_WHAT YOU SHOULD DO_
Retyping the records exactly is the whole task.

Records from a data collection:

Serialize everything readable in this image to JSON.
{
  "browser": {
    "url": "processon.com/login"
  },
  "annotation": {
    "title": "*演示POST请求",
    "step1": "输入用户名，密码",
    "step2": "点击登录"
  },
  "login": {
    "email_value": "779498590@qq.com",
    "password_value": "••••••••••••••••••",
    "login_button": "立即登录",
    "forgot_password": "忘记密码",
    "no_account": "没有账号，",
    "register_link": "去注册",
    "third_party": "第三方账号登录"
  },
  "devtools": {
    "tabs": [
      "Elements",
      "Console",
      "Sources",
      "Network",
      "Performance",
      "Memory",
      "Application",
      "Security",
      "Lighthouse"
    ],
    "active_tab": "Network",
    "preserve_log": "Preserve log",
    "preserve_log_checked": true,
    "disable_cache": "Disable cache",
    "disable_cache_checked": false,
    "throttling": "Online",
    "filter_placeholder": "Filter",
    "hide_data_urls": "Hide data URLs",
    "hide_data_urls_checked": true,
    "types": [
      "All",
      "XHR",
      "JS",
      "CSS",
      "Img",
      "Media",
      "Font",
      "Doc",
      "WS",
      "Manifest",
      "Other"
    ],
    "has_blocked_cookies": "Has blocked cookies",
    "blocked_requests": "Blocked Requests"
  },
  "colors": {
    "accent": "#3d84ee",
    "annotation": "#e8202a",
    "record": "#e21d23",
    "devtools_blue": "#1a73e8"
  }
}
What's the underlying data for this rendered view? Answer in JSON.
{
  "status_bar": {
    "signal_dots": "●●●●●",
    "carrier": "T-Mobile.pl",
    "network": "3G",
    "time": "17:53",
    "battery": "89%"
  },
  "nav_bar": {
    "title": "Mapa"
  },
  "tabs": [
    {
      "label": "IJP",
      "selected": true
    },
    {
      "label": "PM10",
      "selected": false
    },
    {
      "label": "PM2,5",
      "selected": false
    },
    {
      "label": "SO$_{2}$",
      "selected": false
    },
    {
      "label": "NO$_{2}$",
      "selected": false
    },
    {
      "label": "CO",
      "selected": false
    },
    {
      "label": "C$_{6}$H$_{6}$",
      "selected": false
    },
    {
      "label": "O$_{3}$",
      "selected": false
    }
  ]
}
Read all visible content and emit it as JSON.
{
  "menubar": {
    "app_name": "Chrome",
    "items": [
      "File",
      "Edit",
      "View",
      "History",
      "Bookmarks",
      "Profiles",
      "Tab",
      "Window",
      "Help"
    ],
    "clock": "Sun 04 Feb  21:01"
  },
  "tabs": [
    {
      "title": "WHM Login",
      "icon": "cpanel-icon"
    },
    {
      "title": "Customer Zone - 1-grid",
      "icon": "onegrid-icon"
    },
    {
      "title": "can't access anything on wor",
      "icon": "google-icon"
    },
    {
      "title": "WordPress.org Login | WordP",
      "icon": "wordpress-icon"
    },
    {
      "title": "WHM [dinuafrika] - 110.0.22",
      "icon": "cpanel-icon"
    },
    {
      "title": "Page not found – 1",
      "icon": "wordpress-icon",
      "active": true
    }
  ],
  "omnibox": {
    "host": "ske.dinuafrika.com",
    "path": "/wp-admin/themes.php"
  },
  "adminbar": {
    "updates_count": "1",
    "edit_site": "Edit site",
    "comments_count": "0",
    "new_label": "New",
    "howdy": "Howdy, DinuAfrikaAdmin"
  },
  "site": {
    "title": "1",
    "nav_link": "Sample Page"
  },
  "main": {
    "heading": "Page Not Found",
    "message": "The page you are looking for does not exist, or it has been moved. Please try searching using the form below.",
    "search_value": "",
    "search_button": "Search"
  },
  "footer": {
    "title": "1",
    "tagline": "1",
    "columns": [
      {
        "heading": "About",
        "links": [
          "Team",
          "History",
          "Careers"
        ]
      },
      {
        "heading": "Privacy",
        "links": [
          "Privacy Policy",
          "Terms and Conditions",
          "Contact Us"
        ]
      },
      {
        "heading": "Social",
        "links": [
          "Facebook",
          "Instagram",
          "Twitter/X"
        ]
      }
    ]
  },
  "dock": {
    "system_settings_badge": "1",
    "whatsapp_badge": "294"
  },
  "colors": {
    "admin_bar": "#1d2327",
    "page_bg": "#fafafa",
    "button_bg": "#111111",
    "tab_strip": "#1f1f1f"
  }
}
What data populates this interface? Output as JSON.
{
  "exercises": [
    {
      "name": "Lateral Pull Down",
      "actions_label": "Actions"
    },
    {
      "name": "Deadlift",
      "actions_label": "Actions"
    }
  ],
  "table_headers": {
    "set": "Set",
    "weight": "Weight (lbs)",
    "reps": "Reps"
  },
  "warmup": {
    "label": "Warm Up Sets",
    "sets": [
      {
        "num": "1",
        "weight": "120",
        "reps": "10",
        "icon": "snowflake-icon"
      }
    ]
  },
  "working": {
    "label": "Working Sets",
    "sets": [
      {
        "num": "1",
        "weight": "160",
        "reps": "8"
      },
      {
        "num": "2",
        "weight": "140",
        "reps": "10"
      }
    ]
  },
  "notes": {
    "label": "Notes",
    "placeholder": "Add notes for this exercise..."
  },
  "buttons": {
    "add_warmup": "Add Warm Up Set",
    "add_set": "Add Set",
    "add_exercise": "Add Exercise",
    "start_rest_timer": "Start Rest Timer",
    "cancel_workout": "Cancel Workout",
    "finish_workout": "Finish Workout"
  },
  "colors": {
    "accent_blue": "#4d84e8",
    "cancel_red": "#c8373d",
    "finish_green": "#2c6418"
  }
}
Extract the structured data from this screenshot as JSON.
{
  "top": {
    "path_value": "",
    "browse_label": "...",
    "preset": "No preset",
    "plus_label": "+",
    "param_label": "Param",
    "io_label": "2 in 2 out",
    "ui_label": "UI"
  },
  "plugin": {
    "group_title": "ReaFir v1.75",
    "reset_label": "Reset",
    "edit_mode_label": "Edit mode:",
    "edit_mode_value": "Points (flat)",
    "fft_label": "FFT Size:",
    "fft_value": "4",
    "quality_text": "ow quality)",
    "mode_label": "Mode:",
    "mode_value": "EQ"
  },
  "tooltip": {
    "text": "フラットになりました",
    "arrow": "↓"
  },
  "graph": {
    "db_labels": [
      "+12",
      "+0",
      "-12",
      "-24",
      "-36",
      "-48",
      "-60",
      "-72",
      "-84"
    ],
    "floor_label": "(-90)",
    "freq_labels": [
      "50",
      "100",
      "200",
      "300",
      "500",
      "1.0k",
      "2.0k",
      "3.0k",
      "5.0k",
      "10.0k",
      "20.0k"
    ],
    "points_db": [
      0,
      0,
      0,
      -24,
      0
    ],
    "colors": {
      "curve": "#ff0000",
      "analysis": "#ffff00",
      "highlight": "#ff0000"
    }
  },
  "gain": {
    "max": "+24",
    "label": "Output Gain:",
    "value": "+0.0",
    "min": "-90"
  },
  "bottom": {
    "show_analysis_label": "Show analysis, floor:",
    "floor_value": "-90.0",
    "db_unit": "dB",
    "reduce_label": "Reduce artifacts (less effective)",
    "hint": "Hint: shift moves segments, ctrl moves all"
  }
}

_TASK SOLUTION_
Serialize everything readable in this image to JSON.
{
  "browser": {
    "url": "processon.com/login"
  },
  "annotation": {
    "title": "*演示POST请求",
    "step1": "输入用户名，密码",
    "step2": "点击登录"
  },
  "login": {
    "email_value": "779498590@qq.com",
    "password_value": "••••••••••••••••••",
    "login_button": "立即登录",
    "forgot_password": "忘记密码",
    "no_account": "没有账号，",
    "register_link": "去注册",
    "third_party": "第三方账号登录"
  },
  "devtools": {
    "tabs": [
      "Elements",
      "Console",
      "Sources",
      "Network",
      "Performance",
      "Memory",
      "Application",
      "Security",
      "Lighthouse"
    ],
    "active_tab": "Network",
    "preserve_log": "Preserve log",
    "preserve_log_checked": true,
    "disable_cache": "Disable cache",
    "disable_cache_checked": false,
    "throttling": "Online",
    "filter_placeholder": "Filter",
    "hide_data_urls": "Hide data URLs",
    "hide_data_urls_checked": true,
    "types": [
      "All",
      "XHR",
      "JS",
      "CSS",
      "Img",
      "Media",
      "Font",
      "Doc",
      "WS",
      "Manifest",
      "Other"
    ],
    "has_blocked_cookies": "Has blocked cookies",
    "blocked_requests": "Blocked Requests"
  },
  "colors": {
    "accent": "#3d84ee",
    "annotation": "#e8202a",
    "record": "#e21d23",
    "devtools_blue": "#1a73e8"
  }
}
What's the underlying data for this rendered view? Answer in JSON.
{
  "status_bar": {
    "signal_dots": "●●●●●",
    "carrier": "T-Mobile.pl",
    "network": "3G",
    "time": "17:53",
    "battery": "89%"
  },
  "nav_bar": {
    "title": "Mapa"
  },
  "tabs": [
    {
      "label": "IJP",
      "selected": true
    },
    {
      "label": "PM10",
      "selected": false
    },
    {
      "label": "PM2,5",
      "selected": false
    },
    {
      "label": "SO$_{2}$",
      "selected": false
    },
    {
      "label": "NO$_{2}$",
      "selected": false
    },
    {
      "label": "CO",
      "selected": false
    },
    {
      "label": "C$_{6}$H$_{6}$",
      "selected": false
    },
    {
      "label": "O$_{3}$",
      "selected": false
    }
  ]
}
Read all visible content and emit it as JSON.
{
  "menubar": {
    "app_name": "Chrome",
    "items": [
      "File",
      "Edit",
      "View",
      "History",
      "Bookmarks",
      "Profiles",
      "Tab",
      "Window",
      "Help"
    ],
    "clock": "Sun 04 Feb  21:01"
  },
  "tabs": [
    {
      "title": "WHM Login",
      "icon": "cpanel-icon"
    },
    {
      "title": "Customer Zone - 1-grid",
      "icon": "onegrid-icon"
    },
    {
      "title": "can't access anything on wor",
      "icon": "google-icon"
    },
    {
      "title": "WordPress.org Login | WordP",
      "icon": "wordpress-icon"
    },
    {
      "title": "WHM [dinuafrika] - 110.0.22",
      "icon": "cpanel-icon"
    },
    {
      "title": "Page not found – 1",
      "icon": "wordpress-icon",
      "active": true
    }
  ],
  "omnibox": {
    "host": "ske.dinuafrika.com",
    "path": "/wp-admin/themes.php"
  },
  "adminbar": {
    "updates_count": "1",
    "edit_site": "Edit site",
    "comments_count": "0",
    "new_label": "New",
    "howdy": "Howdy, DinuAfrikaAdmin"
  },
  "site": {
    "title": "1",
    "nav_link": "Sample Page"
  },
  "main": {
    "heading": "Page Not Found",
    "message": "The page you are looking for does not exist, or it has been moved. Please try searching using the form below.",
    "search_value": "",
    "search_button": "Search"
  },
  "footer": {
    "title": "1",
    "tagline": "1",
    "columns": [
      {
        "heading": "About",
        "links": [
          "Team",
          "History",
          "Careers"
        ]
      },
      {
        "heading": "Privacy",
        "links": [
          "Privacy Policy",
          "Terms and Conditions",
          "Contact Us"
        ]
      },
      {
        "heading": "Social",
        "links": [
          "Facebook",
          "Instagram",
          "Twitter/X"
        ]
      }
    ]
  },
  "dock": {
    "system_settings_badge": "1",
    "whatsapp_badge": "294"
  },
  "colors": {
    "admin_bar": "#1d2327",
    "page_bg": "#fafafa",
    "button_bg": "#111111",
    "tab_strip": "#1f1f1f"
  }
}
What data populates this interface? Output as JSON.
{
  "exercises": [
    {
      "name": "Lateral Pull Down",
      "actions_label": "Actions"
    },
    {
      "name": "Deadlift",
      "actions_label": "Actions"
    }
  ],
  "table_headers": {
    "set": "Set",
    "weight": "Weight (lbs)",
    "reps": "Reps"
  },
  "warmup": {
    "label": "Warm Up Sets",
    "sets": [
      {
        "num": "1",
        "weight": "120",
        "reps": "10",
        "icon": "snowflake-icon"
      }
    ]
  },
  "working": {
    "label": "Working Sets",
    "sets": [
      {
        "num": "1",
        "weight": "160",
        "reps": "8"
      },
      {
        "num": "2",
        "weight": "140",
        "reps": "10"
      }
    ]
  },
  "notes": {
    "label": "Notes",
    "placeholder": "Add notes for this exercise..."
  },
  "buttons": {
    "add_warmup": "Add Warm Up Set",
    "add_set": "Add Set",
    "add_exercise": "Add Exercise",
    "start_rest_timer": "Start Rest Timer",
    "cancel_workout": "Cancel Workout",
    "finish_workout": "Finish Workout"
  },
  "colors": {
    "accent_blue": "#4d84e8",
    "cancel_red": "#c8373d",
    "finish_green": "#2c6418"
  }
}
Extract the structured data from this screenshot as JSON.
{
  "top": {
    "path_value": "",
    "browse_label": "...",
    "preset": "No preset",
    "plus_label": "+",
    "param_label": "Param",
    "io_label": "2 in 2 out",
    "ui_label": "UI"
  },
  "plugin": {
    "group_title": "ReaFir v1.75",
    "reset_label": "Reset",
    "edit_mode_label": "Edit mode:",
    "edit_mode_value": "Points (flat)",
    "fft_label": "FFT Size:",
    "fft_value": "4",
    "quality_text": "ow quality)",
    "mode_label": "Mode:",
    "mode_value": "EQ"
  },
  "tooltip": {
    "text": "フラットになりました",
    "arrow": "↓"
  },
  "graph": {
    "db_labels": [
      "+12",
      "+0",
      "-12",
      "-24",
      "-36",
      "-48",
      "-60",
      "-72",
      "-84"
    ],
    "floor_label": "(-90)",
    "freq_labels": [
      "50",
      "100",
      "200",
      "300",
      "500",
      "1.0k",
      "2.0k",
      "3.0k",
      "5.0k",
      "10.0k",
      "20.0k"
    ],
    "points_db": [
      0,
      0,
      0,
      -24,
      0
    ],
    "colors": {
      "curve": "#ff0000",
      "analysis": "#ffff00",
      "highlight": "#ff0000"
    }
  },
  "gain": {
    "max": "+24",
    "label": "Output Gain:",
    "value": "+0.0",
    "min": "-90"
  },
  "bottom": {
    "show_analysis_label": "Show analysis, floor:",
    "floor_value": "-90.0",
    "db_unit": "dB",
    "reduce_label": "Reduce artifacts (less effective)",
    "hint": "Hint: shift moves segments, ctrl moves all"
  }
}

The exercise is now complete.